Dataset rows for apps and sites
::::
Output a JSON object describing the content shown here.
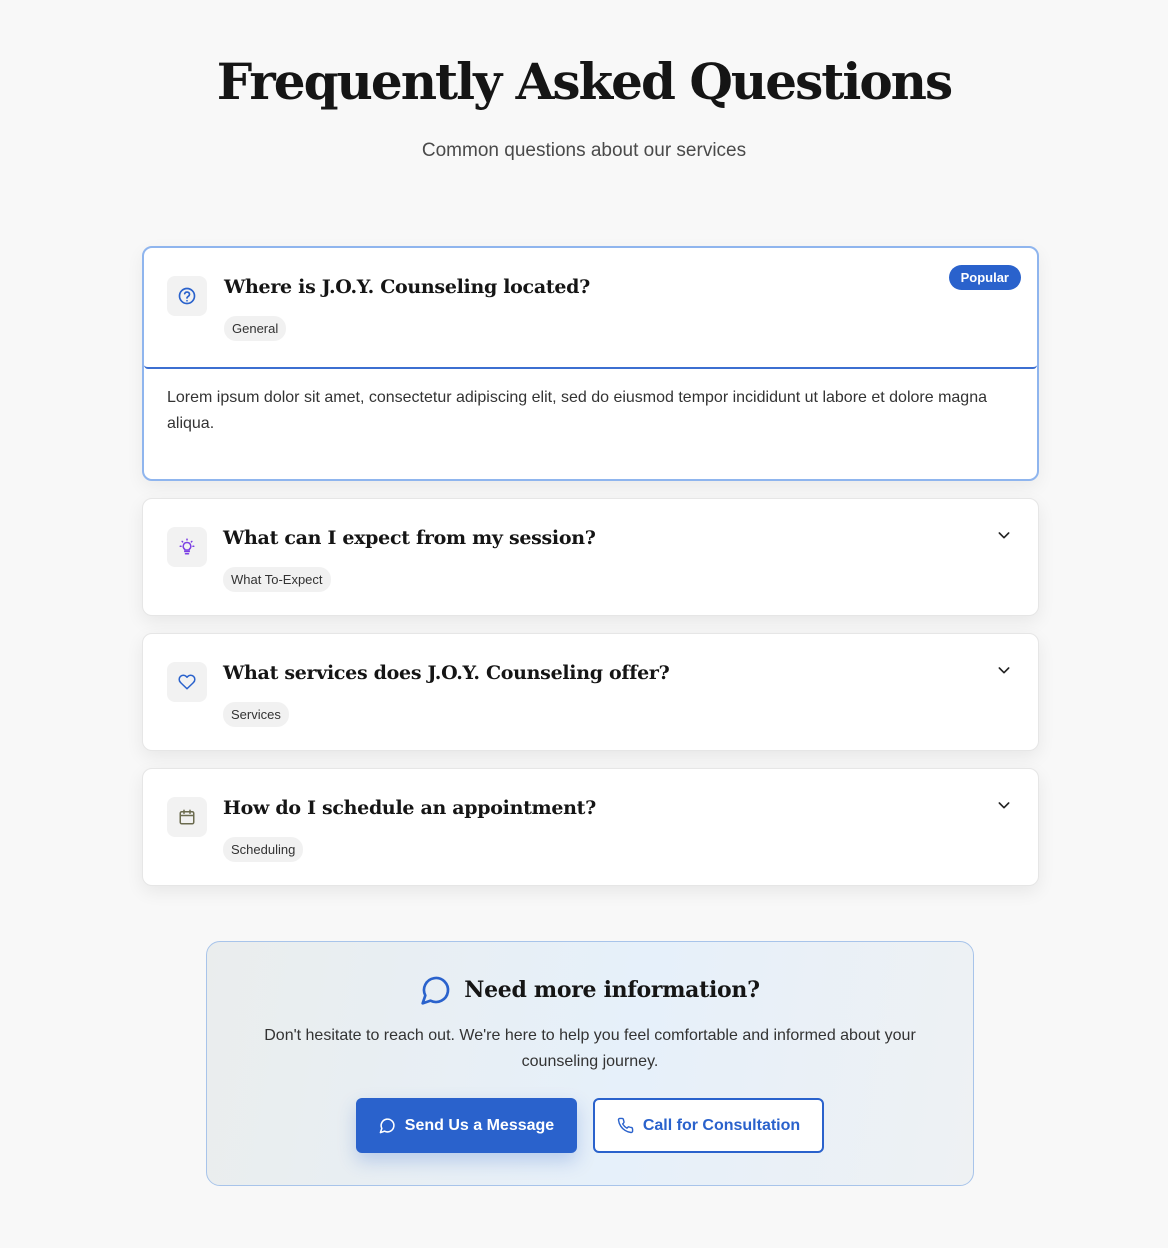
{
  "header": {
    "title": "Frequently Asked Questions",
    "subtitle": "Common questions about our services"
  },
  "faqs": [
    {
      "question": "Where is J.O.Y. Counseling located?",
      "tag": "General",
      "icon": "question-circle-icon",
      "badge": "Popular",
      "expanded": true,
      "answer": "Lorem ipsum dolor sit amet, consectetur adipiscing elit, sed do eiusmod tempor incididunt ut labore et dolore magna aliqua."
    },
    {
      "question": "What can I expect from my session?",
      "tag": "What To-Expect",
      "icon": "lightbulb-icon",
      "expanded": false
    },
    {
      "question": "What services does J.O.Y. Counseling offer?",
      "tag": "Services",
      "icon": "heart-icon",
      "expanded": false
    },
    {
      "question": "How do I schedule an appointment?",
      "tag": "Scheduling",
      "icon": "calendar-icon",
      "expanded": false
    }
  ],
  "cta": {
    "title": "Need more information?",
    "text": "Don't hesitate to reach out. We're here to help you feel comfortable and informed about your counseling journey.",
    "primary_label": "Send Us a Message",
    "secondary_label": "Call for Consultation"
  },
  "colors": {
    "accent": "#2a62cc",
    "open_border": "#8fb5ee",
    "lightbulb": "#7b3fe4",
    "calendar": "#6b6b4f"
  }
}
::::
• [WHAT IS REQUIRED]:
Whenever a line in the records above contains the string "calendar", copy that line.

• [RESPONSE BELOW]:
      "icon": "calendar-icon",
    "calendar": "#6b6b4f"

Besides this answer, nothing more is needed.